In the records that follow, locate every line with "icon" and extract it.

## SUPPLIED DATA
= = = = = = =
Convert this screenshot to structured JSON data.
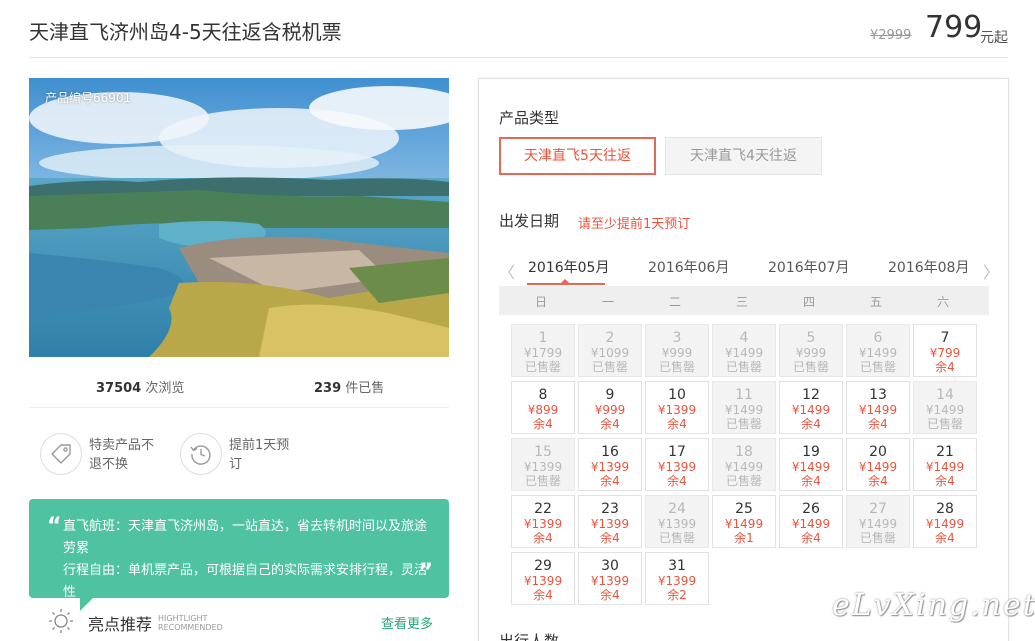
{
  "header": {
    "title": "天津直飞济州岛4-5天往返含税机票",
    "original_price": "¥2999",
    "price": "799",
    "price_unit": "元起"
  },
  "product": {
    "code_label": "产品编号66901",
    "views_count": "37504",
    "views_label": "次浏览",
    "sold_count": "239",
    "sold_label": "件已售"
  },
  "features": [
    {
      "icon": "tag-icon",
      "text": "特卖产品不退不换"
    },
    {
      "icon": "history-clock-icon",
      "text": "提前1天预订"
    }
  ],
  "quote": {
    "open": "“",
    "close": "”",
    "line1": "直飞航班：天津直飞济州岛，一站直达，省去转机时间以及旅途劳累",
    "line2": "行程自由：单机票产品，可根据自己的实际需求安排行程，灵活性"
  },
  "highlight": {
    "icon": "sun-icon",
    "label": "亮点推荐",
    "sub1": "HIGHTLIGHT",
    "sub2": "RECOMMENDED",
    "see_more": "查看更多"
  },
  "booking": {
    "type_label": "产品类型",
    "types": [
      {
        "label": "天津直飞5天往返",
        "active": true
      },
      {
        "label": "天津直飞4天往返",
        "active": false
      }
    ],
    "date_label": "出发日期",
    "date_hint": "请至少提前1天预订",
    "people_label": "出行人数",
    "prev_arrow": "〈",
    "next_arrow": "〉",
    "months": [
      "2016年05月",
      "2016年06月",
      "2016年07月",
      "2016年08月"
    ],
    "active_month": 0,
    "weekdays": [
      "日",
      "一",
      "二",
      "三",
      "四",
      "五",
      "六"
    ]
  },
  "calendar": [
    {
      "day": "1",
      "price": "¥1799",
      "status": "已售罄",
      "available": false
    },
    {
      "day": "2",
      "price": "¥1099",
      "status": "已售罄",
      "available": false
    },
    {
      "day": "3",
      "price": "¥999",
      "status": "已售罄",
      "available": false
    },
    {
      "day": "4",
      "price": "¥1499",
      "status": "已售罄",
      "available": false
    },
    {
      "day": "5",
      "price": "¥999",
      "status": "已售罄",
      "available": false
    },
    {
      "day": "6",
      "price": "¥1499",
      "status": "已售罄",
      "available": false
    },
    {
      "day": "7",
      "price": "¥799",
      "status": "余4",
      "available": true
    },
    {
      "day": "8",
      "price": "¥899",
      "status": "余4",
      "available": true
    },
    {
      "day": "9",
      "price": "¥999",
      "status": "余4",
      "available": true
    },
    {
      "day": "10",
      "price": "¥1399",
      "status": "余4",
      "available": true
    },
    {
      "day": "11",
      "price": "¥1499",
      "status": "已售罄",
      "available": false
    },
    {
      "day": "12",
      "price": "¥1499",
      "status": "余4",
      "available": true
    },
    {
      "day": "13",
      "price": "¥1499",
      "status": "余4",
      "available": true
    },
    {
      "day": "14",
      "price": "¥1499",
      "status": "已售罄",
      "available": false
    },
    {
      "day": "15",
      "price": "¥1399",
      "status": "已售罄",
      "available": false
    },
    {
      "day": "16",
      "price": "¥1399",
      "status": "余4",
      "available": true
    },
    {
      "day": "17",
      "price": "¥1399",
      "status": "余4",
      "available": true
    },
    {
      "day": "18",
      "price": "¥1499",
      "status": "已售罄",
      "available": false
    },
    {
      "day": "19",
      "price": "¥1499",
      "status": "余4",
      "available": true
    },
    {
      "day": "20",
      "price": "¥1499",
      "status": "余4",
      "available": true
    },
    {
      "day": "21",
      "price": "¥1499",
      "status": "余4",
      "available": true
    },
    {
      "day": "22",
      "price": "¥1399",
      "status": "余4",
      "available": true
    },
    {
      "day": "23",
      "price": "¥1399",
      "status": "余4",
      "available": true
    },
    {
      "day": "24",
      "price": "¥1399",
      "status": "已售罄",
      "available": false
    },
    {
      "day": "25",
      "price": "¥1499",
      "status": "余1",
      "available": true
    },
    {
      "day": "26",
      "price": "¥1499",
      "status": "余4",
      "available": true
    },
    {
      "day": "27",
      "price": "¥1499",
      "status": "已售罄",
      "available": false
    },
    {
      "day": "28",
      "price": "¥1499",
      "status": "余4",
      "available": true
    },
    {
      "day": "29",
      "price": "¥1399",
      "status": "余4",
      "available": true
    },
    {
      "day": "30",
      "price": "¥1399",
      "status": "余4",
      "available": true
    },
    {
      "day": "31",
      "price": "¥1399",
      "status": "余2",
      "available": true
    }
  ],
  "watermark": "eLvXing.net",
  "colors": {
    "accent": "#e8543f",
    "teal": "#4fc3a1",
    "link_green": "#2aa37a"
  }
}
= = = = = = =
## OUTPUT FOR THIS EXERCISE
      "icon": "tag-icon",
      "icon": "history-clock-icon",
    "icon": "sun-icon",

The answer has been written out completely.